Players in the market reduced drastically as they no longer wanted to participate in auctions after the government introduced competitive bidding.

Project commissioning schedules went awry, investor interest was flagged, and wind-rich locations in states with higher tariffs became less appealing to price-sensitive buyers.

KSK Singaravelan, Head of Wind Power Projects at the KCT Group, said, “When you compare costs and tariff structure from 6 to 7 years ago with the ongoing prices, we see the prices have been slashed by almost 50%. However, the overall fixed costs, be it project costs, land costs, even the non-material costs, have only increased.”

According to Singaravela, as the expenses associated with manufacturing and setting up wind projects rise, it leads to financial strain and puts a question mark on long-term feasibility.

A significant challenge that also led to decreasing wind capacity numbers was bidders submitting excessively low tariffs for capacities and failing to follow through with project execution.

According to Mercom India Research, the lowest wind tariff for 2022 was recorded at ₹2.84 (~$0.035)/kWh.

According to Shardul, one of the foremost challenges for the wind industry has been low, unfeasible tariffs quoted by a few developers to secure volumes. However, these tariffs were unsustainable, so the projects did not see the light of day.

According to Mercom India Research, from January 2018 to March 2023, a total of 16,406 MW of wind capacity was auctioned. However, out of this, 6,870 MW was canceled.

Singaravela added, “In certain instances, a developer may secure a project with a capacity of, let’s say, 15 MW. However, they encounter challenges that prevent them from executing the entire capacity, and they can complete only 4/5 MW, resulting in the remaining capacity being surrendered. This can occur due to a range of factors, including insufficient experience, a shortage of skilled workers, limited project knowledge, or inadequate financial capacity.”

In a bid to bolster the wind market, the government has announced discontinuing the e-reverse auction process and providing extensions to projects that faced delays due to the pandemic.

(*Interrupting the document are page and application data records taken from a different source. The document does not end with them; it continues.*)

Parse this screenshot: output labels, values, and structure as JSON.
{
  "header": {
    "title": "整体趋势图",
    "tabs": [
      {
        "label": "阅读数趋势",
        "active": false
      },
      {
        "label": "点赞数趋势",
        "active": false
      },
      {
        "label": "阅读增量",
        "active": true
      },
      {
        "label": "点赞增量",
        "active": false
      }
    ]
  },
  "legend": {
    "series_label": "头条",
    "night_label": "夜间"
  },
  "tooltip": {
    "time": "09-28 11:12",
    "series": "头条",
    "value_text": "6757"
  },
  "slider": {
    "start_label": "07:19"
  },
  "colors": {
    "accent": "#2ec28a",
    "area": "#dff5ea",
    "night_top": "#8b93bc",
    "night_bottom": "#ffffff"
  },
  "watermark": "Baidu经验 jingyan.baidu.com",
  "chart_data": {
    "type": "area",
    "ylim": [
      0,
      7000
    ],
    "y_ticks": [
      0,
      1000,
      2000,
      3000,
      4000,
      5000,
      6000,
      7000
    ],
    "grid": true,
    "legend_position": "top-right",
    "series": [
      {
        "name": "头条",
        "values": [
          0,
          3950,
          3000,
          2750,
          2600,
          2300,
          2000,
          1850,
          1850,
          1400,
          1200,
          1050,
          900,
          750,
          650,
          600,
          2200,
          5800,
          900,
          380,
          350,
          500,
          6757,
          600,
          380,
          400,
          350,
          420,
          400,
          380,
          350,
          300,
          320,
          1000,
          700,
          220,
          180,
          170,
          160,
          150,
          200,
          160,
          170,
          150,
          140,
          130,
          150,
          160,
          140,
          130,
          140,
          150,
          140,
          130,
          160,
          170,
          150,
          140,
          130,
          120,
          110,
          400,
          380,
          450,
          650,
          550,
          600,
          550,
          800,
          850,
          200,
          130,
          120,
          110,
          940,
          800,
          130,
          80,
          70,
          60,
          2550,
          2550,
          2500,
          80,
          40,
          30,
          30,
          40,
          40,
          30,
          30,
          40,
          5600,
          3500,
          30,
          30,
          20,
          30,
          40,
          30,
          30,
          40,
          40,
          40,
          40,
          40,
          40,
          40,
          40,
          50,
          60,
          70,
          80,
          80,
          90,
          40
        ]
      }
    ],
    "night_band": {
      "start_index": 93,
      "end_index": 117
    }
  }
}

Introducing a dedicated Renewable Purchase Obligation (RPO) trajectory specifically for wind energy aims to stimulate demand for the power generated across various states. To further support this initiative, the government has notified an advanced bidding schedule for procuring 10 GW of capacity annually from 2024 to 28.

Regarding the target, Devaraj stated, “Considering the cumulative installed capacity of 43 GW and an additional 14 GW under construction, we need about 43 GW to reach the 100 GW target. I believe that this goal is attainable. With the existing incentives for the wind industry, not only can we meet the target, but the market also has the potential to expand further.”

Khairnar noted, “The capacity decline in the past two years can be attributed to the slump caused by the pandemic and reverse bidding. However, the industry is growing now, and in terms of achieving targets, India should be able to make significant wind capacity additions.”

Measures aimed at supporting and reviving the wind industry within the country are expected to enable smoother project implementation and facilitate the sector’s recovery.